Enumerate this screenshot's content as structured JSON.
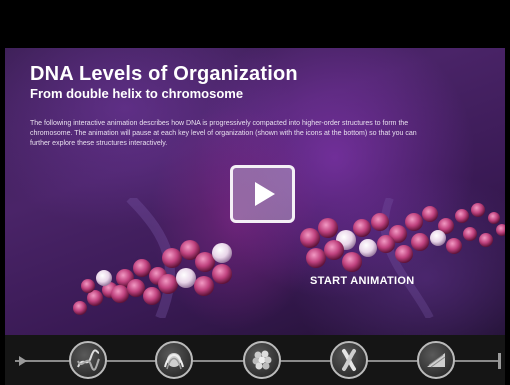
{
  "main": {
    "title": "DNA Levels of Organization",
    "subtitle": "From double helix to chromosome",
    "description": "The following interactive animation describes how DNA is progressively compacted into higher-order structures to form the chromosome. The animation will pause at each key level of organization (shown with the icons at the bottom) so that you can further explore these structures interactively.",
    "start_label": "START ANIMATION"
  },
  "icons": {
    "play": "play-icon",
    "levels": [
      "double-helix-icon",
      "nucleosome-icon",
      "chromatin-fiber-icon",
      "chromosome-icon",
      "looped-domain-icon"
    ]
  },
  "colors": {
    "background": "#000000",
    "stage_purple": "#4a2468",
    "helix_pink": "#c0427f",
    "bar": "#151515"
  }
}
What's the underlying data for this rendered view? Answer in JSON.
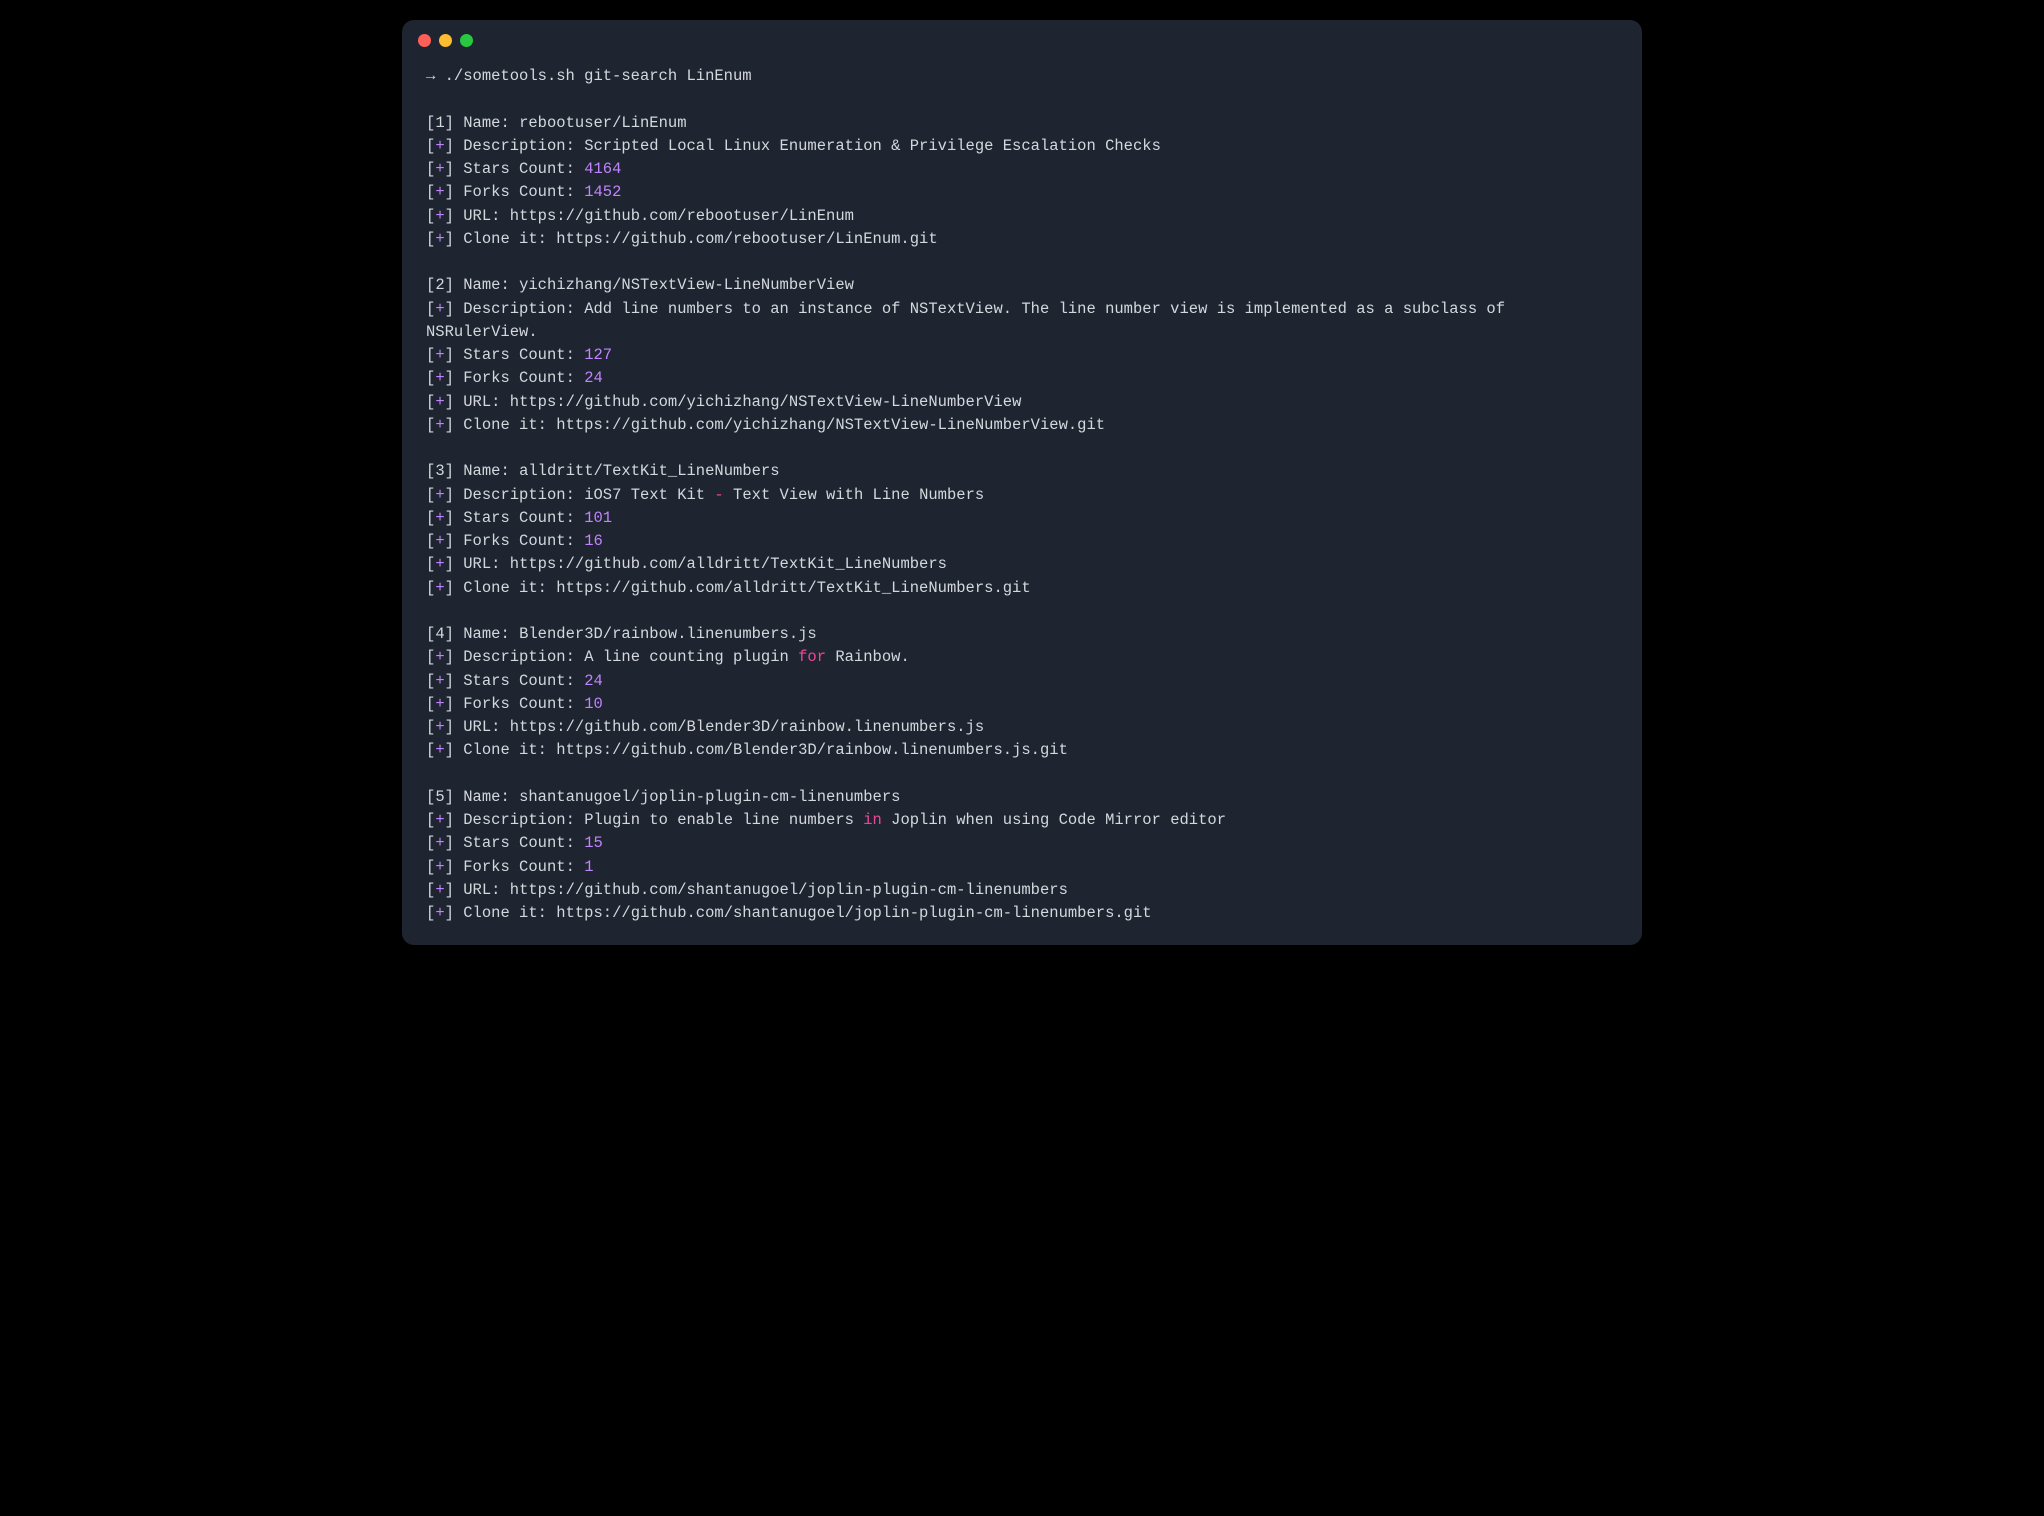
{
  "prompt": {
    "arrow": "→",
    "command": "./sometools.sh git-search LinEnum"
  },
  "labels": {
    "name": "Name:",
    "description": "Description:",
    "stars": "Stars Count:",
    "forks": "Forks Count:",
    "url": "URL:",
    "clone": "Clone it:"
  },
  "keywords": {
    "dash": "-",
    "for": "for",
    "in": "in"
  },
  "results": [
    {
      "idx": "1",
      "name": "rebootuser/LinEnum",
      "description_plain": "Scripted Local Linux Enumeration & Privilege Escalation Checks",
      "stars": "4164",
      "forks": "1452",
      "url": "https://github.com/rebootuser/LinEnum",
      "clone": "https://github.com/rebootuser/LinEnum.git"
    },
    {
      "idx": "2",
      "name": "yichizhang/NSTextView-LineNumberView",
      "description_plain": "Add line numbers to an instance of NSTextView. The line number view is implemented as a subclass of NSRulerView.",
      "stars": "127",
      "forks": "24",
      "url": "https://github.com/yichizhang/NSTextView-LineNumberView",
      "clone": "https://github.com/yichizhang/NSTextView-LineNumberView.git"
    },
    {
      "idx": "3",
      "name": "alldritt/TextKit_LineNumbers",
      "description_pre": "iOS7 Text Kit ",
      "description_kw": "-",
      "description_post": " Text View with Line Numbers",
      "stars": "101",
      "forks": "16",
      "url": "https://github.com/alldritt/TextKit_LineNumbers",
      "clone": "https://github.com/alldritt/TextKit_LineNumbers.git"
    },
    {
      "idx": "4",
      "name": "Blender3D/rainbow.linenumbers.js",
      "description_pre": "A line counting plugin ",
      "description_kw": "for",
      "description_post": " Rainbow.",
      "stars": "24",
      "forks": "10",
      "url": "https://github.com/Blender3D/rainbow.linenumbers.js",
      "clone": "https://github.com/Blender3D/rainbow.linenumbers.js.git"
    },
    {
      "idx": "5",
      "name": "shantanugoel/joplin-plugin-cm-linenumbers",
      "description_pre": "Plugin to enable line numbers ",
      "description_kw": "in",
      "description_post": " Joplin when using Code Mirror editor",
      "stars": "15",
      "forks": "1",
      "url": "https://github.com/shantanugoel/joplin-plugin-cm-linenumbers",
      "clone": "https://github.com/shantanugoel/joplin-plugin-cm-linenumbers.git"
    }
  ]
}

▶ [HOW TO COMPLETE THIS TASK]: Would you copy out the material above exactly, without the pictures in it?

▶ [TASK RESPONSE]:
Enumerate this screenshot's content as structured JSON.
{
  "main": {
    "title": "DNA Levels of Organization",
    "subtitle": "From double helix to chromosome",
    "description": "The following interactive animation describes how DNA is progressively compacted into higher-order structures to form the chromosome. The animation will pause at each key level of organization (shown with the icons at the bottom) so that you can further explore these structures interactively.",
    "start_label": "START ANIMATION"
  },
  "icons": {
    "play": "play-icon",
    "levels": [
      "double-helix-icon",
      "nucleosome-icon",
      "chromatin-fiber-icon",
      "chromosome-icon",
      "looped-domain-icon"
    ]
  },
  "colors": {
    "background": "#000000",
    "stage_purple": "#4a2468",
    "helix_pink": "#c0427f",
    "bar": "#151515"
  }
}
What's the underlying data for this rendered view? Answer in JSON.
{
  "prompt": {
    "arrow": "→",
    "command": "./sometools.sh git-search LinEnum"
  },
  "labels": {
    "name": "Name:",
    "description": "Description:",
    "stars": "Stars Count:",
    "forks": "Forks Count:",
    "url": "URL:",
    "clone": "Clone it:"
  },
  "keywords": {
    "dash": "-",
    "for": "for",
    "in": "in"
  },
  "results": [
    {
      "idx": "1",
      "name": "rebootuser/LinEnum",
      "description_plain": "Scripted Local Linux Enumeration & Privilege Escalation Checks",
      "stars": "4164",
      "forks": "1452",
      "url": "https://github.com/rebootuser/LinEnum",
      "clone": "https://github.com/rebootuser/LinEnum.git"
    },
    {
      "idx": "2",
      "name": "yichizhang/NSTextView-LineNumberView",
      "description_plain": "Add line numbers to an instance of NSTextView. The line number view is implemented as a subclass of NSRulerView.",
      "stars": "127",
      "forks": "24",
      "url": "https://github.com/yichizhang/NSTextView-LineNumberView",
      "clone": "https://github.com/yichizhang/NSTextView-LineNumberView.git"
    },
    {
      "idx": "3",
      "name": "alldritt/TextKit_LineNumbers",
      "description_pre": "iOS7 Text Kit ",
      "description_kw": "-",
      "description_post": " Text View with Line Numbers",
      "stars": "101",
      "forks": "16",
      "url": "https://github.com/alldritt/TextKit_LineNumbers",
      "clone": "https://github.com/alldritt/TextKit_LineNumbers.git"
    },
    {
      "idx": "4",
      "name": "Blender3D/rainbow.linenumbers.js",
      "description_pre": "A line counting plugin ",
      "description_kw": "for",
      "description_post": " Rainbow.",
      "stars": "24",
      "forks": "10",
      "url": "https://github.com/Blender3D/rainbow.linenumbers.js",
      "clone": "https://github.com/Blender3D/rainbow.linenumbers.js.git"
    },
    {
      "idx": "5",
      "name": "shantanugoel/joplin-plugin-cm-linenumbers",
      "description_pre": "Plugin to enable line numbers ",
      "description_kw": "in",
      "description_post": " Joplin when using Code Mirror editor",
      "stars": "15",
      "forks": "1",
      "url": "https://github.com/shantanugoel/joplin-plugin-cm-linenumbers",
      "clone": "https://github.com/shantanugoel/joplin-plugin-cm-linenumbers.git"
    }
  ]
}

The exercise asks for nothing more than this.